What's so wrong with eating a really great lizard anyway?! And why all the MOLD? Gather round friends, this week we are unpacking the great journey of Leviticus! We're discussing the book in a bit more detail based off our EPIC video episode from last week. We also have a special offer for you tucked away in this episode. So listen and enjoy!And if you haven't gotten the chance to take a look at last week's episode, grab a snack (manna is fine, or whatever you have handy) and watch it here: https://youtu.be/EYGDjDdSd_4SUPPORT THE SHOW ONPatreonInstagramFacebookSupport the show (http://www.patreon.com/bibleishpodcast)
Do you know how ingredients in your food impact you? The power of eating real, whole, nutrient dense food TRULY can be one of the best medicines. I am excited to share my conversation with Autumn Smith, the founder of Paleo Valley. We chat about her journey through competitive dance and fitness and how when we are most fit, we can be still missing key parts of our health and wellness. We also chat about ingredients, sourcing and why that is so important. Did you know that black mold and hydrogenated oils might be in your "healthy" beef sticks or beef jerkey.....YIKES! Be sure to take a listen to learn more Connect with Autumn @paleovalley Get 15% off Paleo Valley Support breast cancer with the LIMITED edition Alpha Long Sleeves My online membership -Join PREMIUM and get 1 30 min call with me EACH month! drhalieschoff.com Connect with me on social: @drhalieschoff and @alpha.chiro.health.wellness
In this episode I discuss physical health risks that can come with clutter. By knowing the health hazards that come with upkeep on items, we can become more decisive when decluttering. ***Thank you so much for listening! If you'd like to support this podcast even further, consider donating a dollar by clicking “support this podcast” below. Donations help to ensure the production of new episodes and help improve the podcast over time. You can reach out at firstname.lastname@example.org or on Instagram @clean.simple.free*** --- Send in a voice message: https://anchor.fm/cleansimplefree/message Support this podcast: https://anchor.fm/cleansimplefree/support

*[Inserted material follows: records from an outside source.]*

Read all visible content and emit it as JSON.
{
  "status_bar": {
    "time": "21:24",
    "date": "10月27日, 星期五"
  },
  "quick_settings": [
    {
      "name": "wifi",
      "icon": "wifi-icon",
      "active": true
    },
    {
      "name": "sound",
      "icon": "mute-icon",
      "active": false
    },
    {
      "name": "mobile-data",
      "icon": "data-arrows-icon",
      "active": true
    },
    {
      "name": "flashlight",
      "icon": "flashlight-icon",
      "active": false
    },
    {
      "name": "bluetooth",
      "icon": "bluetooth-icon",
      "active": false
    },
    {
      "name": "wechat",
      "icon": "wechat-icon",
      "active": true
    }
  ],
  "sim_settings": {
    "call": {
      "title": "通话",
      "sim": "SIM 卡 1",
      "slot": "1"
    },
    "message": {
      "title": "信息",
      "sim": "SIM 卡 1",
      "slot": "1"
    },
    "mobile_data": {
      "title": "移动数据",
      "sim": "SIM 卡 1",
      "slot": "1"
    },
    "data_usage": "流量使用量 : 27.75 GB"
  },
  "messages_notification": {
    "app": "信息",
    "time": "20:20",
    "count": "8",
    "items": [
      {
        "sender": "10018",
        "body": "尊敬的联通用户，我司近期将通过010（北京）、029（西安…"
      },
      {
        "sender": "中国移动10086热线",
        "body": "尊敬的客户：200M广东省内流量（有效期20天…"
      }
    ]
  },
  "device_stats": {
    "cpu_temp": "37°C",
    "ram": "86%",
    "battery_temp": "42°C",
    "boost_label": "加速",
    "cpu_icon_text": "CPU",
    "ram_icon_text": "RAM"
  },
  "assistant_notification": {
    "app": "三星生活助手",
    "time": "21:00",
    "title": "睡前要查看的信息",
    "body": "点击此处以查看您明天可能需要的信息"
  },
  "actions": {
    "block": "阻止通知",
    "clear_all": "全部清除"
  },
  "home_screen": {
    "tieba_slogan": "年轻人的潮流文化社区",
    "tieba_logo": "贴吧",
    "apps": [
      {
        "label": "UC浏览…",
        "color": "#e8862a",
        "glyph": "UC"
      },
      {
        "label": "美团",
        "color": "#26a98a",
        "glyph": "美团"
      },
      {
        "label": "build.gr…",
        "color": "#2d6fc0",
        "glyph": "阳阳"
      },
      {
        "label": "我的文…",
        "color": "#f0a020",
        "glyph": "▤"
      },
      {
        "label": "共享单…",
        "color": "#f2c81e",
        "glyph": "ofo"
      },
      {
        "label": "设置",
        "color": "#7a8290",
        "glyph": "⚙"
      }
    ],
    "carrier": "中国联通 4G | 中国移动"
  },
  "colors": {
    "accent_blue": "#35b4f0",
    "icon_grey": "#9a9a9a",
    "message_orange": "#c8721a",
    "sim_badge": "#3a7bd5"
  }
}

Nicole's Socials: ☞YouTube: https://www.youtube.com/channel/UCw8_yg1camlWnYfX_0tfECw?view_as=subscriber ☞Instagram: https://www.instagram.com/nicolerafiee/ ☞Twitter: https://twitter.com/nicolerafiee Jake's Socials: ☞Instagram: https://www.instagram.com/jakesinging/ ☞Twitter: https://twitter.com/tenorwon ☞Twitch: https://www.twitch.tv/thatcherjake --- Support this podcast: https://anchor.fm/nicolerafiee/support
As we grow up we're told there are certain molds and stereotypes that we need to fit into: the “ideal” woman, the “ideal” guy, etc. But that image in our minds can leave us feeling that we're not good enough unless we achieve it. Emma talks through her struggles with this growing up, and the issues it caused with her self-esteem and how she was treated by others. Once we learn to accept who we are, and forget who we think we should be, then we can truly be happy. Learn more about your ad choices. Visit podcastchoices.com/adchoices